Personal Narrative Essay: The American Dream
A white picket fence house in the suburbs occupied by a family of four and their golden retriever. I think this is what most people visualize when they hear the American Dream. But for me, I moved to America when I was four years old with my family. As a young child from a 3rd world country, America was new and exciting. In the beginning, the American Dream seemed almost impossible for our family that spoke broken English, however, now my parents own their own business and my brother is a college-educated engineer. I believe that the American Dream has developed and evolved to better fit the current times; rather than a society that is obsessed with new trends and material wealth, the American Dream has started to reflect more fundamental ideals of life. The American Dream is to have a stable life, enjoy time with friends and family, and have a career that you are passionate about. Yes, some aspects of the American Dream are still achievable such as enjoying your time with your family, but many boundaries such as racial inequality and money, keep individuals from achieving their American Dream.
The cost of living for the average person has gone up exponentially while the quality of living has gone down making achieving the American Dream with a stable life hard. A survey done by Parade in 2010 of middle class Americans says, “nearly 83% say that there is not much left to save after they’ve paid their bills”(Wallechinsky). The average American adult has heaps of bills ranging from rent to credit card debt, car insurance, and student loans. Despite earning hundreds to thousands of dollars each month, many adults in America live paycheck to paycheck. Not because they lack knowledge about saving or spending money responsibly, but as the result of our capitalist society that makes most basic necessities expensive. Concerning the well-being of the working class, scholars say, “We believe that the economy runs better when people aren’t forced to choose between paying rent, buying food or getting medicine. Yet too many are compelled to do just that”(Kucik et. al). Currently, millions of Americans are living without access to the bare minimum essentials and are struggling to find a balance to afford them. Due to these living conditions, the American dream is one of stability and finding a job with a respectable salary, but even that seems to be difficult to achieve. The American Dream has also been one of great opportunity and choice, but the reality of America makes the dream harder to achieve.

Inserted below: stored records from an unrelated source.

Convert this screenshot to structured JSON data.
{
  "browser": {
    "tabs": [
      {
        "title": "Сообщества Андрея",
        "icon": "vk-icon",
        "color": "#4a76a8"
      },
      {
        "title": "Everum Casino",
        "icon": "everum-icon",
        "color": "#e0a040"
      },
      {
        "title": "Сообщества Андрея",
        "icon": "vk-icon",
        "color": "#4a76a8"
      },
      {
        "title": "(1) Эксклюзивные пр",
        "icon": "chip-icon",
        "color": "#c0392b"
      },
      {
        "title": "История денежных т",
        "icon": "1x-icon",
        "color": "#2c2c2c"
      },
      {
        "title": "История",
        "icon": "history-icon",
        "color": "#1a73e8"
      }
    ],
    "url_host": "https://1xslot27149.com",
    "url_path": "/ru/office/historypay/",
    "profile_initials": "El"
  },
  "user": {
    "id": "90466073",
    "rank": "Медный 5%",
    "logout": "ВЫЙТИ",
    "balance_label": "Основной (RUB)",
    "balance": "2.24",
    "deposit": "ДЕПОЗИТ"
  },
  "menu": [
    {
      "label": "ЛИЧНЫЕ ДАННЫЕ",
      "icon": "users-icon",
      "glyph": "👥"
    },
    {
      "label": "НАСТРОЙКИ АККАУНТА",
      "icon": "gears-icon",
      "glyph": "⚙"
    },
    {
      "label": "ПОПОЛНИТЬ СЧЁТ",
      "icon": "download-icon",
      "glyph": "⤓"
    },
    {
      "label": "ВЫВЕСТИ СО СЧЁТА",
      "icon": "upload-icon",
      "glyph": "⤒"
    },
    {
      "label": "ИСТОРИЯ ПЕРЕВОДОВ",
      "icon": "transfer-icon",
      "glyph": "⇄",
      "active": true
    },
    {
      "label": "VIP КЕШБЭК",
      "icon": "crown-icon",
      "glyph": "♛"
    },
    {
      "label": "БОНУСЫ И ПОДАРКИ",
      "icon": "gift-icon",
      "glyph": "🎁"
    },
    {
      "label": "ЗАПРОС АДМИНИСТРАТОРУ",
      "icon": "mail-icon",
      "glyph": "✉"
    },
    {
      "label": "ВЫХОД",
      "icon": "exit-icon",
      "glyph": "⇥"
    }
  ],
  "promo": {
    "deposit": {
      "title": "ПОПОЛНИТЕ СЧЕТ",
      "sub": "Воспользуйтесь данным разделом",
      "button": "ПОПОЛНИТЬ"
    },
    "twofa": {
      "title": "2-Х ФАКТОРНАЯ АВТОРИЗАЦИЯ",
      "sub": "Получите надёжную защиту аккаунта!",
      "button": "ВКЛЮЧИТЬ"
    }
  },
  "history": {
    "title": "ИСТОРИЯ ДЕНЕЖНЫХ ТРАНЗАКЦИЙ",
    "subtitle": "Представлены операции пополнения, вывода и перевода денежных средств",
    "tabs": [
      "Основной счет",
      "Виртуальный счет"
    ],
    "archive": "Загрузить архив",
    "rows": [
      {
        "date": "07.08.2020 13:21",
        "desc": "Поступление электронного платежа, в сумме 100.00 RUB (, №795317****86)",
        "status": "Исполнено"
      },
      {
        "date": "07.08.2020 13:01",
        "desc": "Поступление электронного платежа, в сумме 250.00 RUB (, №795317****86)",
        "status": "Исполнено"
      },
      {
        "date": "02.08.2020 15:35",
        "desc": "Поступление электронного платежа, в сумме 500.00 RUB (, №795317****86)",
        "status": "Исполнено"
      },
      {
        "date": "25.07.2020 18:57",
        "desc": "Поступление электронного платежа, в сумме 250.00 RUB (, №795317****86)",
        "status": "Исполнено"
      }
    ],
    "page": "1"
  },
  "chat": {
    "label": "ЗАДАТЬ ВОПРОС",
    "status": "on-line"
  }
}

When it comes to achieving the American Dream certain groups of people are less inclined to accomplish it due to the circumstances they were born into. Within the long history of America it is clear that Black Americans have not had the same opportunities as their white counterparts, “But the most pernicious racial divide today is in social mobility: in the opportunity gap between a child born white, and a child born black”(Reeves). Due to systematic racism, African Americans are more likely to be born into poverty and less likely to escape from it. Despite them working very hard, Black Americans do not enjoy the same privileges that White Americans do, as a result of the color of their skin. According to a study done in 2019, “More than half (56%) of Americans say being black hurts people’s ability to get ahead”(Horowitz et. al). In the land of equality and liberty, many are still held back or being discriminated against for simply looking different from the majority. With about over 164 million Americans agreeing with this notion, the majority of the reason is due to the lack of access to good schooling, fewer higher-paying jobs willing to hire African Americans, and the overall racial discrimination. Minorities within America have disadvantages when it comes to achieving the American Dream because of a racial gap and a lack of social mobility.
The American Dream in theory is great as it gives people the opportunity or freedom to do what they wish but it is not always realistic. For example, an immigrant from a struggling country seeking a better life for themselves and their children believes, “that hard work will pay off and that each successive generation is better” (Lopez et al). Due to their belief in the American dream immigrants are significantly more optimistic about their children succeeding in life. However, the realities of America are not that different from those of their home country, and it has its own set of problems. Speaking of immigrants who haven't fully accepted, “America’s dominant secular and material culture that views credentials as the central goal of life and individual liberty as the central form of meaning”(Arnade). The propaganda surrounding the American Dream evokes a sense of great freedom and choice, even though it is rife with deep-seated problems. Immigrants have a mentality that America will make us happy and provide for the future generations of our families, but if you are not already highly educated or come from a legacy bearing family, it is difficult to achieve generational wealth. Also, even American citizens have struggles achieving the American Dream as many live paycheck to paycheck and can hardly afford to eat dinner and pay rent. While the American Dream seems to be an opulence life, it is hardly achievable for many including American citizens.
Although core ideals of the American dream still exist like opportunity and freedom it still seems to not meet the expectations of individuals as some goals are unreachable due to disadvantages. The Americans Dream to be thought of as people in America have the equal opportunity to enjoy their lives in the pursuit of happiness. However, in the current times of economic shortages and racial discrimination, the American Dream is harder to achieve.